Every line in the data below that holds "icon" should be found and copied.

Material for this task Block Start

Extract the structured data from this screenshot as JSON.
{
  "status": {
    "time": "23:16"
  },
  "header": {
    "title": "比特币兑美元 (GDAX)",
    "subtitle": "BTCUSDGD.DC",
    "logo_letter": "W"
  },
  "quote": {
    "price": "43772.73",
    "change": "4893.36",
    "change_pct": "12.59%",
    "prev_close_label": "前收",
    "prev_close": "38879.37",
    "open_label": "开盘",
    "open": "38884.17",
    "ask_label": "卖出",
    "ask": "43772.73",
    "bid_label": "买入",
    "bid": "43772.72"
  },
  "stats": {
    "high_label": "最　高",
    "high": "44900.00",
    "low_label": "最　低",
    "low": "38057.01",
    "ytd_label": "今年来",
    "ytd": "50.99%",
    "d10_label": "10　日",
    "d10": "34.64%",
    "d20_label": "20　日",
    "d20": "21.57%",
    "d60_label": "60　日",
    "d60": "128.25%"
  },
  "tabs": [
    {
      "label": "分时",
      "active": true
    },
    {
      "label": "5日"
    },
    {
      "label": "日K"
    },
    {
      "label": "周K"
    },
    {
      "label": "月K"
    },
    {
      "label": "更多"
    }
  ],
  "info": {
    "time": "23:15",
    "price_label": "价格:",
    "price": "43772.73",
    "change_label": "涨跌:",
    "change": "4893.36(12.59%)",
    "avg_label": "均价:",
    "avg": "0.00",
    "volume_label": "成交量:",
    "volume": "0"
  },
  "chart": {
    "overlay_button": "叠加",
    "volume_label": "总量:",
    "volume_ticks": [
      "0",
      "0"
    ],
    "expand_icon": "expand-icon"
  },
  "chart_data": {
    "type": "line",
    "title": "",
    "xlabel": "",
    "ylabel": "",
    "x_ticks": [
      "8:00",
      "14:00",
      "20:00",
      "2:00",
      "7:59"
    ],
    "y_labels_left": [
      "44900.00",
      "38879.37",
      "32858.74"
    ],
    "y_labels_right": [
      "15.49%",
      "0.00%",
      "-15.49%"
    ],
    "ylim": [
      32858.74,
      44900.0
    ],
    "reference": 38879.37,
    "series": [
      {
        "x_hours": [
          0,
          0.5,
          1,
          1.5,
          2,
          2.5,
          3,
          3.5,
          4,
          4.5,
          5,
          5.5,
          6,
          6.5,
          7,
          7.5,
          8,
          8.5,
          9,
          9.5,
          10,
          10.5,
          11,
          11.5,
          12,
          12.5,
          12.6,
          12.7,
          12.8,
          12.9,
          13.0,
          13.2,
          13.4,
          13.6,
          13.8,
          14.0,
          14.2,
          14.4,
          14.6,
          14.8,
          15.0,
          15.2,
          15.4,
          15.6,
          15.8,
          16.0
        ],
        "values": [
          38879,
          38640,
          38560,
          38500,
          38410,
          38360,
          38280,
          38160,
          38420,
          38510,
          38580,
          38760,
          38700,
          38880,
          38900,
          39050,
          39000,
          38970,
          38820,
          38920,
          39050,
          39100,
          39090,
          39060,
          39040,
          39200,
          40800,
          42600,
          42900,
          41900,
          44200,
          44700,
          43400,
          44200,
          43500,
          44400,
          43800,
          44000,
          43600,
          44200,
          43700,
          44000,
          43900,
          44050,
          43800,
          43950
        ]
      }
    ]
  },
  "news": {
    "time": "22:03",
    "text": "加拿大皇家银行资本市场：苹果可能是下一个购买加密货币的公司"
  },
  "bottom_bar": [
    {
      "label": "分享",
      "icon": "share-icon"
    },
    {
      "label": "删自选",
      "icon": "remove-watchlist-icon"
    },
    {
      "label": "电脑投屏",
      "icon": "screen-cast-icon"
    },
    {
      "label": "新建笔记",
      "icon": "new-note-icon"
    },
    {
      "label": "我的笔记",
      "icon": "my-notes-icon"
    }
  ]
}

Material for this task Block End

• Solution to the exercise:
    "expand_icon": "expand-icon"
      "icon": "share-icon"
      "icon": "remove-watchlist-icon"
      "icon": "screen-cast-icon"
      "icon": "new-note-icon"
      "icon": "my-notes-icon"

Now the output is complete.